WHAT TO PRODUCE: Your answer should repeat every line of the records below in which the word "MEDIUM" appears.

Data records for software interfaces
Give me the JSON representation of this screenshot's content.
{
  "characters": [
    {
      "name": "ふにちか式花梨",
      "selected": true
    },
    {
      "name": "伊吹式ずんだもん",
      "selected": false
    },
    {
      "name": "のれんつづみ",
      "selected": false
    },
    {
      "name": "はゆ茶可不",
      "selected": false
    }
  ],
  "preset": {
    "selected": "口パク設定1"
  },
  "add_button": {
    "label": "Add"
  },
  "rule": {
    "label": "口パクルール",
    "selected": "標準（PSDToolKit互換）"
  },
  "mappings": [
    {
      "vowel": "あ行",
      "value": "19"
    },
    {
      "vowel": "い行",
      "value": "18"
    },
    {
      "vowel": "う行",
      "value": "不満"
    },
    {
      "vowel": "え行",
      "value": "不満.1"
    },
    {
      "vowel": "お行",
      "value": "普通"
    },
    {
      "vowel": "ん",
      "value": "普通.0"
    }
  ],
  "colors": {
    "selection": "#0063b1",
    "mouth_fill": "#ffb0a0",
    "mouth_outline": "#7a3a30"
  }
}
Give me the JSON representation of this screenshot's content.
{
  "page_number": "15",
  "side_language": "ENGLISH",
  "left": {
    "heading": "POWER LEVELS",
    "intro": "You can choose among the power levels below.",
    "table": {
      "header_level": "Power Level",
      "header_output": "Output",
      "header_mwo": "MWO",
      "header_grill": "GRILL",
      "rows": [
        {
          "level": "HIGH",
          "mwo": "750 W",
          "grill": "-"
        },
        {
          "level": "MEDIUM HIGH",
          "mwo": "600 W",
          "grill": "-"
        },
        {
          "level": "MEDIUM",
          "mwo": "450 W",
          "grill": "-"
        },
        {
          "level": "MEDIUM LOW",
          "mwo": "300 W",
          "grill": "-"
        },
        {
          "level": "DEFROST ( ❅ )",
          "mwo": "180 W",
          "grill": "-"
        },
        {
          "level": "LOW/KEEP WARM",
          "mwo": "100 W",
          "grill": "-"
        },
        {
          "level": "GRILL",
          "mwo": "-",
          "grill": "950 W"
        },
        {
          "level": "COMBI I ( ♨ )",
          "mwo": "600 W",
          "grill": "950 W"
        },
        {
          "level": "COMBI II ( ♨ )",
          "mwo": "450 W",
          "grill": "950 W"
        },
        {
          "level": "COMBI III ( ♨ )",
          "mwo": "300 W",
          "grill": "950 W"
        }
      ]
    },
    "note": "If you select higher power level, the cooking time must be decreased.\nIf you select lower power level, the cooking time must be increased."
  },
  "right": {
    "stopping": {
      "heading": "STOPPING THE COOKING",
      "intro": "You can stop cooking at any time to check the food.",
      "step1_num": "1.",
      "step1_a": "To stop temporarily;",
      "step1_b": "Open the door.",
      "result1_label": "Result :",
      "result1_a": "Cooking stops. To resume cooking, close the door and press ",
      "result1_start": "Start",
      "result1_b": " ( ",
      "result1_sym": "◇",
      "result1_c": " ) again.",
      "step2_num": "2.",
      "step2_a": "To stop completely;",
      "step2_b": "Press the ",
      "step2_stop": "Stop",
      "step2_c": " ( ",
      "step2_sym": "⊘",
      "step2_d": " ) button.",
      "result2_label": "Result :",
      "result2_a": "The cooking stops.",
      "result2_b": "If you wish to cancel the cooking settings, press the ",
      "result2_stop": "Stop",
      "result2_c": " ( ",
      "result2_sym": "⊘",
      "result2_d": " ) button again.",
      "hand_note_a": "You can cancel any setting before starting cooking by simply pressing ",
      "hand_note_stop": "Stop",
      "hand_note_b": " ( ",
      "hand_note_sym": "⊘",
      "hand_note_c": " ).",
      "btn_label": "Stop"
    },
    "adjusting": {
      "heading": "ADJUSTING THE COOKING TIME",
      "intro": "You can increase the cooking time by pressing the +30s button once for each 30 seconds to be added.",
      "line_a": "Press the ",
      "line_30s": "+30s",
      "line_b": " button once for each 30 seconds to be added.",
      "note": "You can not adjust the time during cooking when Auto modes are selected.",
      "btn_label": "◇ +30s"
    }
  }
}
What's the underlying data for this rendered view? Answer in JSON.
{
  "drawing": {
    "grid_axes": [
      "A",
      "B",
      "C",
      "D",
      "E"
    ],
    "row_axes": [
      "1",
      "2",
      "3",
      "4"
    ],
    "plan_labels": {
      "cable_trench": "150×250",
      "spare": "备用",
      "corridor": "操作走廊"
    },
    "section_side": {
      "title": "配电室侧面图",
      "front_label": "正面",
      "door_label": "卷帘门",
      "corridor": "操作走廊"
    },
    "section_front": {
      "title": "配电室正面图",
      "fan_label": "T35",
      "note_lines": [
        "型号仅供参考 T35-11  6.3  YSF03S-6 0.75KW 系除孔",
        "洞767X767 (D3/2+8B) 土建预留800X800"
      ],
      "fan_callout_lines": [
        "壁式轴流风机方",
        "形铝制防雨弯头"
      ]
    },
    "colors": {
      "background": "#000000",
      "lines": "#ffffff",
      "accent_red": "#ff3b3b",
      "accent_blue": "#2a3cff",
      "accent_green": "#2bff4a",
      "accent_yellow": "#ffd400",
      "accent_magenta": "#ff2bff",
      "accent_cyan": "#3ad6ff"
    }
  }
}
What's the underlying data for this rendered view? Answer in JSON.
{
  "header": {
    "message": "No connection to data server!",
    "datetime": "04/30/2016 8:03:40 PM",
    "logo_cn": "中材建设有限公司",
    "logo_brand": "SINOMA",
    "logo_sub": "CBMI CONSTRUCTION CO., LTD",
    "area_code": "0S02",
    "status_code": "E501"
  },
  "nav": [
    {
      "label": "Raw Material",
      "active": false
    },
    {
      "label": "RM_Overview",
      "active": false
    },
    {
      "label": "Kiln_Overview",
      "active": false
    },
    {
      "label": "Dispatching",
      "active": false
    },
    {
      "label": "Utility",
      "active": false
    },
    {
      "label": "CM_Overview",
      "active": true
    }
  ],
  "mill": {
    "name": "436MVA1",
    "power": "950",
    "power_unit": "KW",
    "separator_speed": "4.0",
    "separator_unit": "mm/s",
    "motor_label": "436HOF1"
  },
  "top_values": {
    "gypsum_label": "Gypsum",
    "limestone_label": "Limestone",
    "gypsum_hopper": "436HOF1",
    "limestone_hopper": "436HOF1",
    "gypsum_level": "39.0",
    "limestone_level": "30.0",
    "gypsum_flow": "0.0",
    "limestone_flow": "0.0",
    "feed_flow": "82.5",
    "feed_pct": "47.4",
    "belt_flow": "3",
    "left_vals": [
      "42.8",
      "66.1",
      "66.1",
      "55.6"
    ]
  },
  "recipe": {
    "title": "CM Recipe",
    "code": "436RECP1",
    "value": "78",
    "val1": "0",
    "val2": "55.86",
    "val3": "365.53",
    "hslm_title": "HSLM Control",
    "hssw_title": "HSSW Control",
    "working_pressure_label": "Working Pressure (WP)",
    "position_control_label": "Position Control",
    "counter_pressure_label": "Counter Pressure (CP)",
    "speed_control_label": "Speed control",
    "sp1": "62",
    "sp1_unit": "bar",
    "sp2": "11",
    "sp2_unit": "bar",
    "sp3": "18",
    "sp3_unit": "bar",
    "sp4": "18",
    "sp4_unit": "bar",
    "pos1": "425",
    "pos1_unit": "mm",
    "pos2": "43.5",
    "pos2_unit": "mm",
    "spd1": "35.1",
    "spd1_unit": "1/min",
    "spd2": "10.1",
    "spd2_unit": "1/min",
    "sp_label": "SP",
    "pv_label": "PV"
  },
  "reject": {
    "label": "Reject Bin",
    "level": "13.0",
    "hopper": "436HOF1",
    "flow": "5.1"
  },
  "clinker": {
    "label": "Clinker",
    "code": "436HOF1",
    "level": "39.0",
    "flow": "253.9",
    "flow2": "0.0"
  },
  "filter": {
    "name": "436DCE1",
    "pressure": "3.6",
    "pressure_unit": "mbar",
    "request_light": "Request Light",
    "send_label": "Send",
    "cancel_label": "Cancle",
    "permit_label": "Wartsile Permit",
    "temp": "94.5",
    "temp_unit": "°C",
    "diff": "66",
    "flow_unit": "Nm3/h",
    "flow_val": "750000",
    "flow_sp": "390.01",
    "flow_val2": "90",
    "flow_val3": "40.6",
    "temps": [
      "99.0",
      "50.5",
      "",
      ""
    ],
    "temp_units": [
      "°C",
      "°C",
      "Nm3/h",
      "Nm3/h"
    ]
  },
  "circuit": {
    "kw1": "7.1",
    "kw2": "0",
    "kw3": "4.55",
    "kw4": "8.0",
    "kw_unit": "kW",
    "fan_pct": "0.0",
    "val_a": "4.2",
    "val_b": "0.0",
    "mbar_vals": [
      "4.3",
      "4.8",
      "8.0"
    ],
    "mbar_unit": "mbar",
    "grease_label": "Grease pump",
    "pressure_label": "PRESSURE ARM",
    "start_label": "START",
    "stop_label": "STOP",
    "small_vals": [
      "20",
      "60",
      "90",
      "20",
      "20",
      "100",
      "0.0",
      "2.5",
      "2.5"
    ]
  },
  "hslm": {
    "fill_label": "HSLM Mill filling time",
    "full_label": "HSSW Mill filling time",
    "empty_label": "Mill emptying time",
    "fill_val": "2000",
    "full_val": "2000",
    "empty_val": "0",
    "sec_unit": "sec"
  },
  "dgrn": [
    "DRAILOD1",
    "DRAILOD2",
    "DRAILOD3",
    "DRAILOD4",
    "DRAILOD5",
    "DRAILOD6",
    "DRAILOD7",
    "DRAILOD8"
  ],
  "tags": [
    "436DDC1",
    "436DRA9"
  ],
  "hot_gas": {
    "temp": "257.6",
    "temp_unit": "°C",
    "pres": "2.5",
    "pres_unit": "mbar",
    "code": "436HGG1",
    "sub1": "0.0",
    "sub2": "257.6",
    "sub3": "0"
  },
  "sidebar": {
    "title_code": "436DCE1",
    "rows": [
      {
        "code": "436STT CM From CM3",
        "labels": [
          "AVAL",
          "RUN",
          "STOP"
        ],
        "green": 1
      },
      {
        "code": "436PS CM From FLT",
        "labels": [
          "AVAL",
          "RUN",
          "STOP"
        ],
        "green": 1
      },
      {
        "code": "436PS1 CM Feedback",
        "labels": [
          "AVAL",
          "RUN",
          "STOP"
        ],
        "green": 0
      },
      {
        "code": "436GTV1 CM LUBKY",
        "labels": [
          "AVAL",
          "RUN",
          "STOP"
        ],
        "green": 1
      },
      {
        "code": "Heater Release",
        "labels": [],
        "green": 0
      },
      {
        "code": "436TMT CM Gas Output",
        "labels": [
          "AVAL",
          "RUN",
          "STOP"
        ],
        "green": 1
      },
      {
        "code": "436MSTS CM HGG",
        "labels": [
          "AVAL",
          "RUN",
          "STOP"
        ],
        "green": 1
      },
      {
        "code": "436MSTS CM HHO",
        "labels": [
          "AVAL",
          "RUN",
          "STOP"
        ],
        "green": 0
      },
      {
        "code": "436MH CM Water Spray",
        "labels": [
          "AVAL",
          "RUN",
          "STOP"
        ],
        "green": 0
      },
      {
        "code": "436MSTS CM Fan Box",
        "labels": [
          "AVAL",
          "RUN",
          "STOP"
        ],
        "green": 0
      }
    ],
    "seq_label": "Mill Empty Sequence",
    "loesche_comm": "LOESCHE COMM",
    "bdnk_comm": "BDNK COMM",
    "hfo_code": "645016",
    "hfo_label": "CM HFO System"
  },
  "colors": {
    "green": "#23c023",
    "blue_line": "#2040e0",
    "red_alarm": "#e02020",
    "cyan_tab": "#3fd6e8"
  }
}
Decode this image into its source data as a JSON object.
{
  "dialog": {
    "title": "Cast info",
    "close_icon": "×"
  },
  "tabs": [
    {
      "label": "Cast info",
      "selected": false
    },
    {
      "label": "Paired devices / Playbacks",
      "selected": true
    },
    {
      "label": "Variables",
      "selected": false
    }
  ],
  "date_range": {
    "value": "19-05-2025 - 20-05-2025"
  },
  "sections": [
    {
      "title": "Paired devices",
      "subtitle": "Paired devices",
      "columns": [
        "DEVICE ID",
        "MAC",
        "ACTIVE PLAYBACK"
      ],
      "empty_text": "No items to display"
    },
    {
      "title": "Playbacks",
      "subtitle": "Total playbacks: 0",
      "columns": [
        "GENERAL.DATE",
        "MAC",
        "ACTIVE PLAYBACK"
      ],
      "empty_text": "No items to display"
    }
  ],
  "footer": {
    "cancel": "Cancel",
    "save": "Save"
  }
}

RESPONSE:
          "level": "MEDIUM HIGH",
          "level": "MEDIUM",
          "level": "MEDIUM LOW",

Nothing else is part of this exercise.